ID: HR23-682
Presenting author: Shoghig Tehinian

Presenting author biography:

As a recent MPH graduate of University of Montreal, Shoghig Tehinian works as a research agent at the Department of Health Management, Evaluation and Policy at the School of Public Health. She is also a planning consultant for a national community health program aiming to reduce drug-related harms in Quebec.

Addressing opioid overdoses: peer-led national public health program for a better response to drug-related harms in the Quebec opioid crisis

Shoghig Tehinian, Guillaume Tremblay, Michel Perreault, Diana Milton
“Prevent and Reduce Overdoses – Training and Access to Naloxone” (PROFAN) is a community-based peer-led training program initiative which uses a harm reduction approach developed to empower peers in responding to opioid overdoses they are likely to witness in the context of the growing opioid crisis in Quebec. It is also the leading opioid overdose prevention program for the training of community staff.

Designed as a “by peers-for peers” program, PROFAN uses an innovative knowledge transfer approach in which one peer and one intervention worker are paired together to educate the community sector as well as people who use drugs (PWUD) and their families/friends about harm reduction principles, underlying risks of overdoses, and how to act in the event of one.

PROFAN has been implemented in 16 jurisdictions out of 18 across the province of Quebec and has reached 950 PWUD and their families/friends as well as 935 community workers while fostering the creation of strong partnerships between major stakeholders, including public health authorities, community organizations, peer groups, and researchers.

Among a sample of PWUD and their families/friends, 88% has reported beneficial outcomes including improved self-esteem, greater sense of responsibility towards others, feeling in control in situations of emergency and able to overcome stigma.

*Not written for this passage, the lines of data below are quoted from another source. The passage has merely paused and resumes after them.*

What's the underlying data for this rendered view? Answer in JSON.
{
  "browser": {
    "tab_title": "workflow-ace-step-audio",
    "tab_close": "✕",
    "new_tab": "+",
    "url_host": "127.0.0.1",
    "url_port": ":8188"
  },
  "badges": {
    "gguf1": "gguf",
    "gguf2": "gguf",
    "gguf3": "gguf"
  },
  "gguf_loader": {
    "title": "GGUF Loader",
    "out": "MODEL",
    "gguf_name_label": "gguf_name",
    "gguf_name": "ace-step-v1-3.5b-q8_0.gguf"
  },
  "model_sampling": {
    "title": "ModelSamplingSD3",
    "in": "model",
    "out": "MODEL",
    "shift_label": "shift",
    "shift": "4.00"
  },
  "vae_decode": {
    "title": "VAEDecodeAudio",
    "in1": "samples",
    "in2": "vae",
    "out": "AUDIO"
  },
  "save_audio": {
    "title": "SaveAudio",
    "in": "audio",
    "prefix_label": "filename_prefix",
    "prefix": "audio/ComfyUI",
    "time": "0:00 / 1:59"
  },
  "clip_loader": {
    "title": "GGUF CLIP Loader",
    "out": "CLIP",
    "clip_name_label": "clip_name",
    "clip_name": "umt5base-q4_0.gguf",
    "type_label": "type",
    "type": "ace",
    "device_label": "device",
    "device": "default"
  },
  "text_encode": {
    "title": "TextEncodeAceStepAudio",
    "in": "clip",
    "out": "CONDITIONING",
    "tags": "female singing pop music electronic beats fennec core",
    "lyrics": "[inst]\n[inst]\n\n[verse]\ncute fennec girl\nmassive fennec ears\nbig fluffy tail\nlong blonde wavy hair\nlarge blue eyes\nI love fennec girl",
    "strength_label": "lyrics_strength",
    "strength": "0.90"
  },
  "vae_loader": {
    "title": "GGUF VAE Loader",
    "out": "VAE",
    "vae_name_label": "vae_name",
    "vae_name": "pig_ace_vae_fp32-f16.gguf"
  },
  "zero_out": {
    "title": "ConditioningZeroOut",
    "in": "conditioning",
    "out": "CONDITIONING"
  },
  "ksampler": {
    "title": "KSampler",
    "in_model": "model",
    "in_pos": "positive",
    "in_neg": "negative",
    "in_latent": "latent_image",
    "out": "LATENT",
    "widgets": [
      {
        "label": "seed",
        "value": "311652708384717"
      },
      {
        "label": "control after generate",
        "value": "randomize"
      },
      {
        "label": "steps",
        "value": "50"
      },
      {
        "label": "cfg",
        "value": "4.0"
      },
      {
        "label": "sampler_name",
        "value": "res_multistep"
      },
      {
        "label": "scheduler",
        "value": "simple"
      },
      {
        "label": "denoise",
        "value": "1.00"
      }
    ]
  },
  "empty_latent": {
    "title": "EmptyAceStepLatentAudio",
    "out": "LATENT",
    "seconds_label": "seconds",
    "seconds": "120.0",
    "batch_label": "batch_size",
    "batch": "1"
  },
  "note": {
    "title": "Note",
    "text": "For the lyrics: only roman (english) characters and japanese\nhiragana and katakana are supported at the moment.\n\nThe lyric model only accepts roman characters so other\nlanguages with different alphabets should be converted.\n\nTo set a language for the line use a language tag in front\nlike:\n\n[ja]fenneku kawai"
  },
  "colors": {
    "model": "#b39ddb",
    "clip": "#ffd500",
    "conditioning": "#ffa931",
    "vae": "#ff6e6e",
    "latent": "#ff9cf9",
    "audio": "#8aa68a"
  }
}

As for community staff, 91% of the sample felt better equipped to intervene in the event of an overdose while helping a few change their perceptions of PWUD.

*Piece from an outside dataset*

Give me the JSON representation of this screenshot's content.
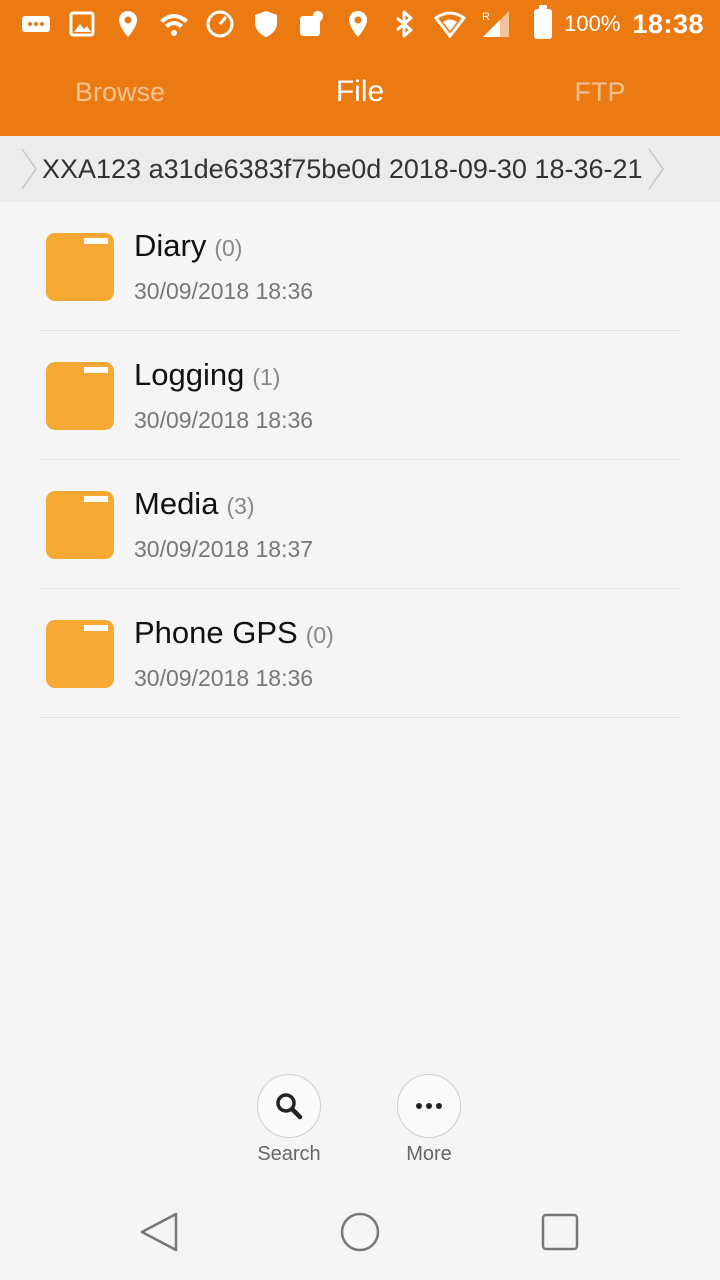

PROFAN has been able to reach the PWUD population and has widely gained acceptability not only from governmental actors, but the end-users as well. In a collaborative process, all stakeholders are developing a new version of the program following an evidence-based “train-the-trainer” design to improve organizational and individual capacities and empower communities in their response to the opioid crisis.